Journal Article (Journal Article)

The detection of platelet isoantibodies by the release of (3H)serotonin from platelets has been evaluated. The conditions for optimal release of (3H)serotonin with platelet isoantibodies using a microtechnique have been defined. A group of cardiac surgery patients were followed pre- and post-transfusions, with 48percent developing a positive serotonin release assay. Of these patients, 16percent also had a platelet complement-fixing and/or lymphocytotoxic isoantibody. There was variation in the degree of correlation between (3H)serotonin release and lymphocytotoxicity using individual National Institutes of Health typing serum. The matching obtained between family members by both techniques showed a close correlation when each technique was evaluated separately using the same NIH typing serum.

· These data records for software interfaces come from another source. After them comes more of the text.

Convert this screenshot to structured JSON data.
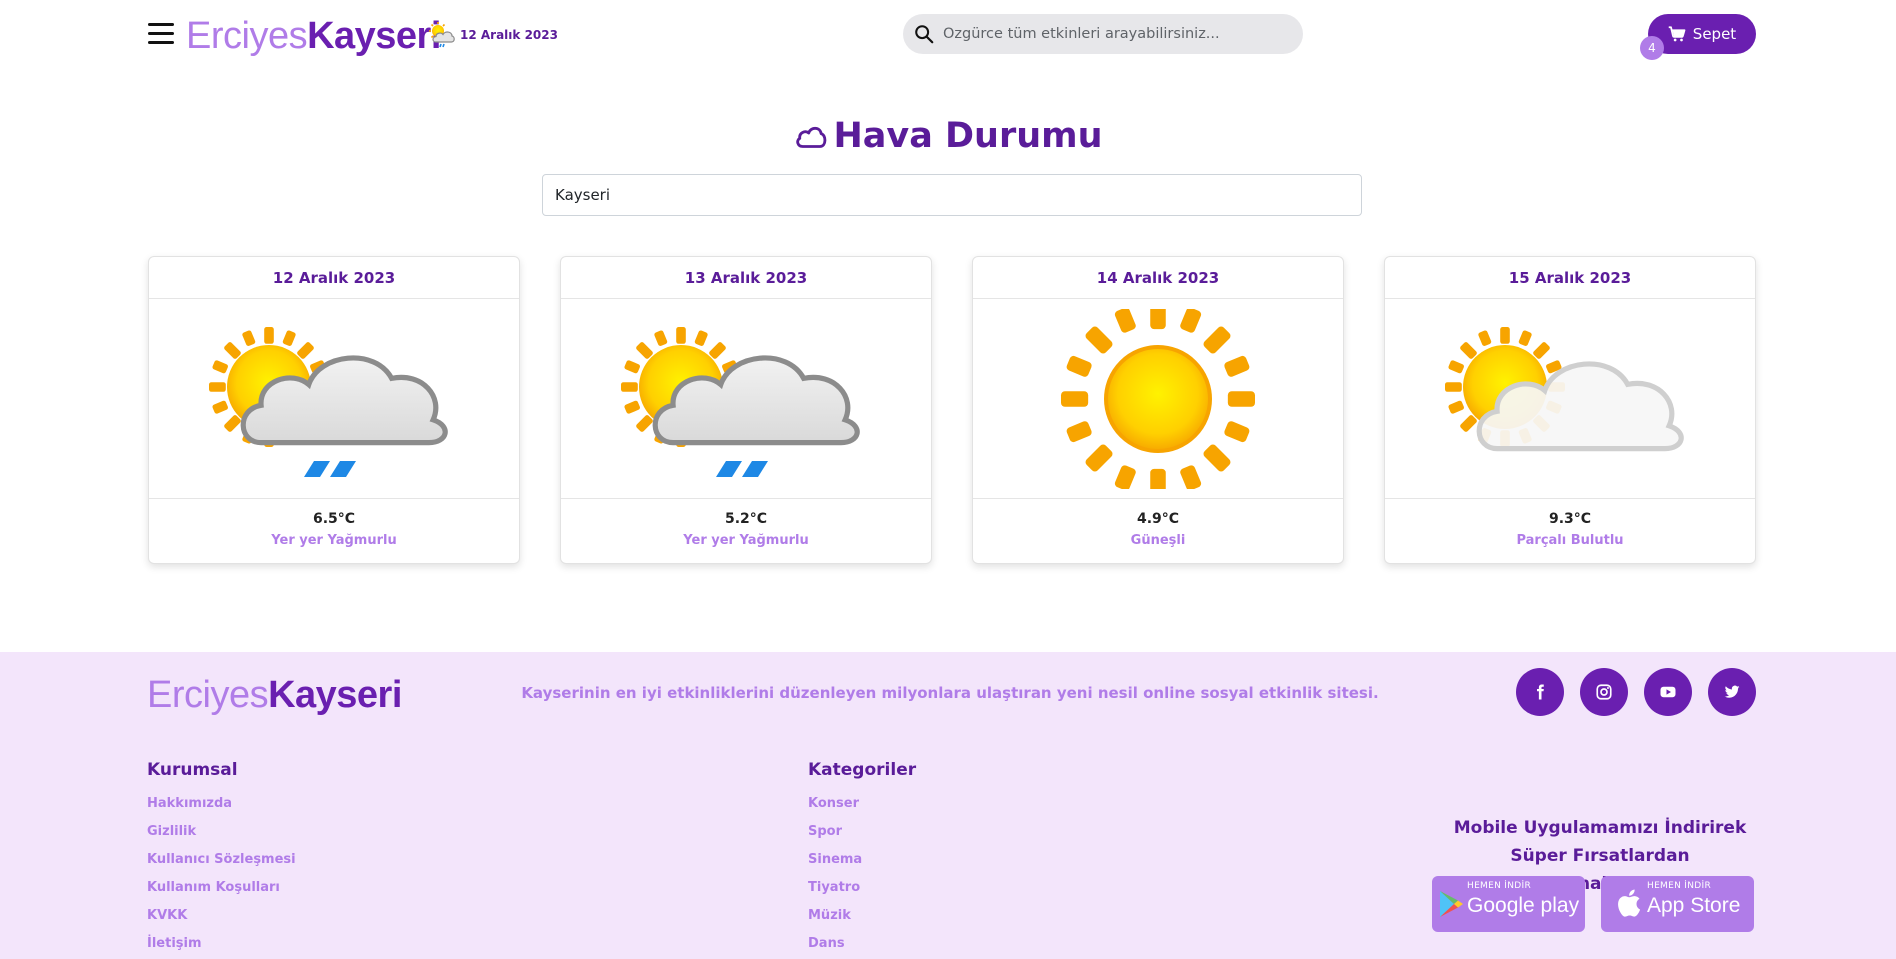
{
  "header": {
    "logo_light": "Erciyes",
    "logo_bold": "Kayseri",
    "weather_date": "12 Aralık 2023",
    "weather_icon": "sun-cloud-rain-icon",
    "search_placeholder": "Özgürce tüm etkinleri arayabilirsiniz...",
    "cart_label": "Sepet",
    "cart_count": "4"
  },
  "main": {
    "title": "Hava Durumu",
    "city_value": "Kayseri",
    "forecast": [
      {
        "date": "12 Aralık 2023",
        "temp": "6.5°C",
        "desc": "Yer yer Yağmurlu",
        "icon": "sun-cloud-rain"
      },
      {
        "date": "13 Aralık 2023",
        "temp": "5.2°C",
        "desc": "Yer yer Yağmurlu",
        "icon": "sun-cloud-rain"
      },
      {
        "date": "14 Aralık 2023",
        "temp": "4.9°C",
        "desc": "Güneşli",
        "icon": "sun"
      },
      {
        "date": "15 Aralık 2023",
        "temp": "9.3°C",
        "desc": "Parçalı Bulutlu",
        "icon": "sun-cloud"
      }
    ]
  },
  "footer": {
    "logo_light": "Erciyes",
    "logo_bold": "Kayseri",
    "tagline": "Kayserinin en iyi etkinliklerini düzenleyen milyonlara ulaştıran yeni nesil online sosyal etkinlik sitesi.",
    "socials": [
      "facebook-icon",
      "instagram-icon",
      "youtube-icon",
      "twitter-icon"
    ],
    "kurumsal": {
      "title": "Kurumsal",
      "links": [
        "Hakkımızda",
        "Gizlilik",
        "Kullanıcı Sözleşmesi",
        "Kullanım Koşulları",
        "KVKK",
        "İletişim"
      ]
    },
    "kategoriler": {
      "title": "Kategoriler",
      "links": [
        "Konser",
        "Spor",
        "Sinema",
        "Tiyatro",
        "Müzik",
        "Dans"
      ]
    },
    "mobile_line1": "Mobile Uygulamamızı İndirirek",
    "mobile_line2": "Süper Fırsatlardan Yararlanabilirsiniz.",
    "google_small": "HEMEN İNDİR",
    "google_big": "Google play",
    "apple_small": "HEMEN İNDİR",
    "apple_big": "App Store"
  },
  "colors": {
    "primary": "#6a1fb0",
    "light_purple": "#b07ce8",
    "footer_bg": "#f3e5fb"
  }
}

The detection of iso-antibodies in patients with hematological malignancies correlated with the unresponsiveness to unmatched platelet transfusions in 15 out of 17 cases. The use of the patient's isoantibody to matched platelets of family members by (3H)serotonin release correlated well with the clinical response to transfusion with these platelets. The data suggest that (a) platelet isoantibodies can be detected with increased frequency by (3H)serotonin release; (b) (3H)serotonin release is a specific reaction depending on the surface antigen of the platelet; and (c) the method can be used to match compatible family members for platelet transfusions.

Full Text

Duke Authors

Cited Authors

  • Gockerman, JP; Bowman, RP; Conrad, ME

Published Date

  • January 1975

Published In

Volume / Issue

  • 55 / 1

Start / End Page

  • 75 - 83

PubMed ID

  • 1109183

Pubmed Central ID

  • PMC301719

International Standard Serial Number (ISSN)

  • 0021-9738

Digital Object Identifier (DOI)

  • 10.1172/JCI107920


  • eng

Conference Location

  • United States